*Required action*: Make an exact copy of the records, with the images left out.

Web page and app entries
>>>>
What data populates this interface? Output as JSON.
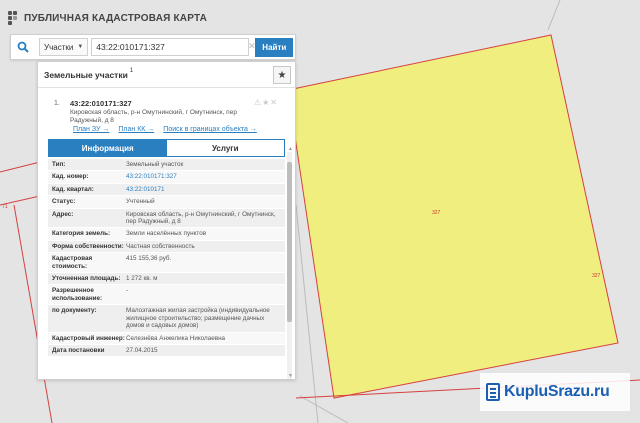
{
  "header": {
    "title": "ПУБЛИЧНАЯ КАДАСТРОВАЯ КАРТА"
  },
  "search": {
    "type_label": "Участки",
    "value": "43:22:010171:327",
    "button_label": "Найти"
  },
  "panel": {
    "title": "Земельные участки",
    "count": "1",
    "result": {
      "index": "1.",
      "cad_number": "43:22:010171:327",
      "address": "Кировская область, р-н Омутнинский, г Омутнинск, пер Радужный, д 8",
      "links": [
        "План ЗУ →",
        "План КК →",
        "Поиск в границах объекта →"
      ],
      "tabs": {
        "info": "Информация",
        "services": "Услуги"
      },
      "rows": [
        {
          "k": "Тип:",
          "v": "Земельный участок"
        },
        {
          "k": "Кад. номер:",
          "v": "43:22:010171:327",
          "link": true
        },
        {
          "k": "Кад. квартал:",
          "v": "43:22:010171",
          "link": true
        },
        {
          "k": "Статус:",
          "v": "Учтенный"
        },
        {
          "k": "Адрес:",
          "v": "Кировская область, р-н Омутнинский, г Омутнинск, пер Радужный, д 8"
        },
        {
          "k": "Категория земель:",
          "v": "Земли населённых пунктов"
        },
        {
          "k": "Форма собственности:",
          "v": "Частная собственность"
        },
        {
          "k": "Кадастровая стоимость:",
          "v": "415 155,36 руб."
        },
        {
          "k": "Уточненная площадь:",
          "v": "1 272 кв. м"
        },
        {
          "k": "Разрешенное использование:",
          "v": "-"
        },
        {
          "k": "по документу:",
          "v": "Малоэтажная жилая застройка (индивидуальное жилищное строительство; размещение дачных домов и садовых домов)"
        },
        {
          "k": "Кадастровый инженер:",
          "v": "Селезнёва Анжелика Николаевна"
        },
        {
          "k": "Дата постановки",
          "v": "27.04.2015"
        }
      ]
    }
  },
  "map": {
    "parcel_fill": "#f0ee7e",
    "boundary_color": "#d64040",
    "labels": {
      "parcel_center": "327",
      "parcel_edge": "327",
      "left_edge": "71"
    }
  },
  "watermark": {
    "text": "KupluSrazu.ru"
  }
}
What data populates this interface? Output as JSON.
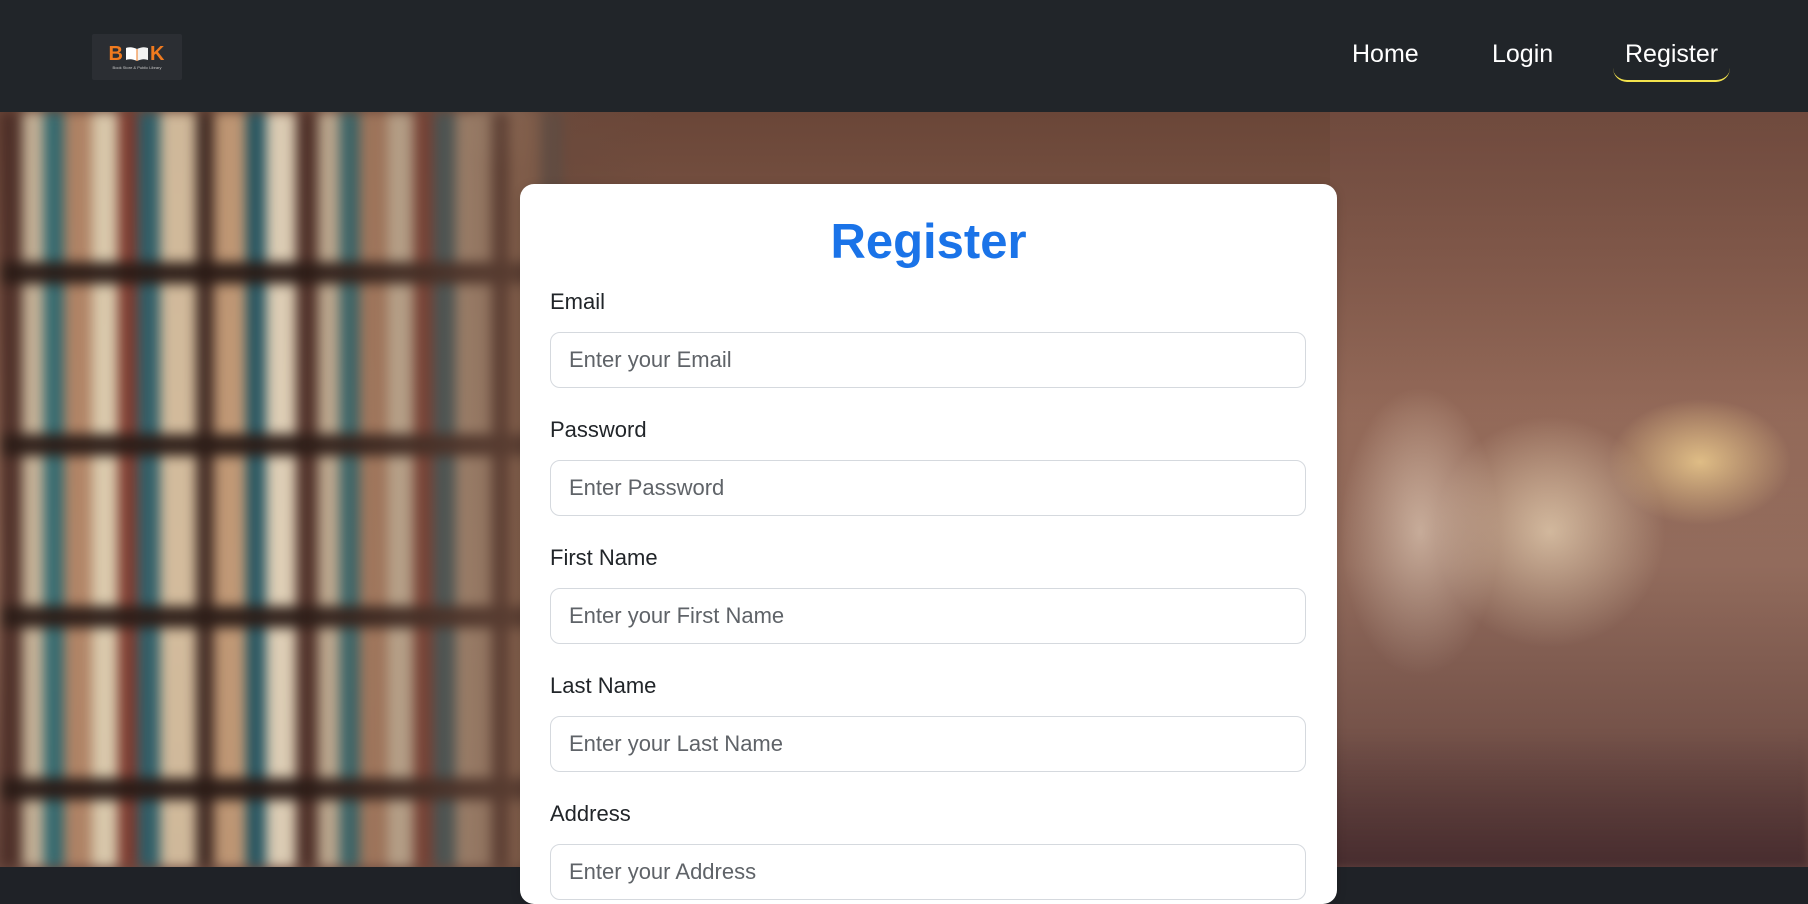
{
  "brand": {
    "logo_text": "BOOK",
    "logo_prefix": "B",
    "logo_suffix": "K",
    "tagline": "Book Store & Public Library",
    "accent_color": "#f07a1e"
  },
  "nav": {
    "items": [
      {
        "label": "Home",
        "active": false
      },
      {
        "label": "Login",
        "active": false
      },
      {
        "label": "Register",
        "active": true
      }
    ]
  },
  "form": {
    "title": "Register",
    "title_color": "#1a73e8",
    "fields": [
      {
        "label": "Email",
        "placeholder": "Enter your Email",
        "value": ""
      },
      {
        "label": "Password",
        "placeholder": "Enter Password",
        "value": ""
      },
      {
        "label": "First Name",
        "placeholder": "Enter your First Name",
        "value": ""
      },
      {
        "label": "Last Name",
        "placeholder": "Enter your Last Name",
        "value": ""
      },
      {
        "label": "Address",
        "placeholder": "Enter your Address",
        "value": ""
      }
    ]
  }
}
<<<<
*Exercise response*:
What data populates this interface? Output as JSON.
{
  "header": {
    "title": "ПУБЛИЧНАЯ КАДАСТРОВАЯ КАРТА"
  },
  "search": {
    "type_label": "Участки",
    "value": "43:22:010171:327",
    "button_label": "Найти"
  },
  "panel": {
    "title": "Земельные участки",
    "count": "1",
    "result": {
      "index": "1.",
      "cad_number": "43:22:010171:327",
      "address": "Кировская область, р-н Омутнинский, г Омутнинск, пер Радужный, д 8",
      "links": [
        "План ЗУ →",
        "План КК →",
        "Поиск в границах объекта →"
      ],
      "tabs": {
        "info": "Информация",
        "services": "Услуги"
      },
      "rows": [
        {
          "k": "Тип:",
          "v": "Земельный участок"
        },
        {
          "k": "Кад. номер:",
          "v": "43:22:010171:327",
          "link": true
        },
        {
          "k": "Кад. квартал:",
          "v": "43:22:010171",
          "link": true
        },
        {
          "k": "Статус:",
          "v": "Учтенный"
        },
        {
          "k": "Адрес:",
          "v": "Кировская область, р-н Омутнинский, г Омутнинск, пер Радужный, д 8"
        },
        {
          "k": "Категория земель:",
          "v": "Земли населённых пунктов"
        },
        {
          "k": "Форма собственности:",
          "v": "Частная собственность"
        },
        {
          "k": "Кадастровая стоимость:",
          "v": "415 155,36 руб."
        },
        {
          "k": "Уточненная площадь:",
          "v": "1 272 кв. м"
        },
        {
          "k": "Разрешенное использование:",
          "v": "-"
        },
        {
          "k": "по документу:",
          "v": "Малоэтажная жилая застройка (индивидуальное жилищное строительство; размещение дачных домов и садовых домов)"
        },
        {
          "k": "Кадастровый инженер:",
          "v": "Селезнёва Анжелика Николаевна"
        },
        {
          "k": "Дата постановки",
          "v": "27.04.2015"
        }
      ]
    }
  },
  "map": {
    "parcel_fill": "#f0ee7e",
    "boundary_color": "#d64040",
    "labels": {
      "parcel_center": "327",
      "parcel_edge": "327",
      "left_edge": "71"
    }
  },
  "watermark": {
    "text": "KupluSrazu.ru"
  }
}
What data populates this interface? Output as JSON.
{
  "brand": {
    "logo_text": "BOOK",
    "logo_prefix": "B",
    "logo_suffix": "K",
    "tagline": "Book Store & Public Library",
    "accent_color": "#f07a1e"
  },
  "nav": {
    "items": [
      {
        "label": "Home",
        "active": false
      },
      {
        "label": "Login",
        "active": false
      },
      {
        "label": "Register",
        "active": true
      }
    ]
  },
  "form": {
    "title": "Register",
    "title_color": "#1a73e8",
    "fields": [
      {
        "label": "Email",
        "placeholder": "Enter your Email",
        "value": ""
      },
      {
        "label": "Password",
        "placeholder": "Enter Password",
        "value": ""
      },
      {
        "label": "First Name",
        "placeholder": "Enter your First Name",
        "value": ""
      },
      {
        "label": "Last Name",
        "placeholder": "Enter your Last Name",
        "value": ""
      },
      {
        "label": "Address",
        "placeholder": "Enter your Address",
        "value": ""
      }
    ]
  }
}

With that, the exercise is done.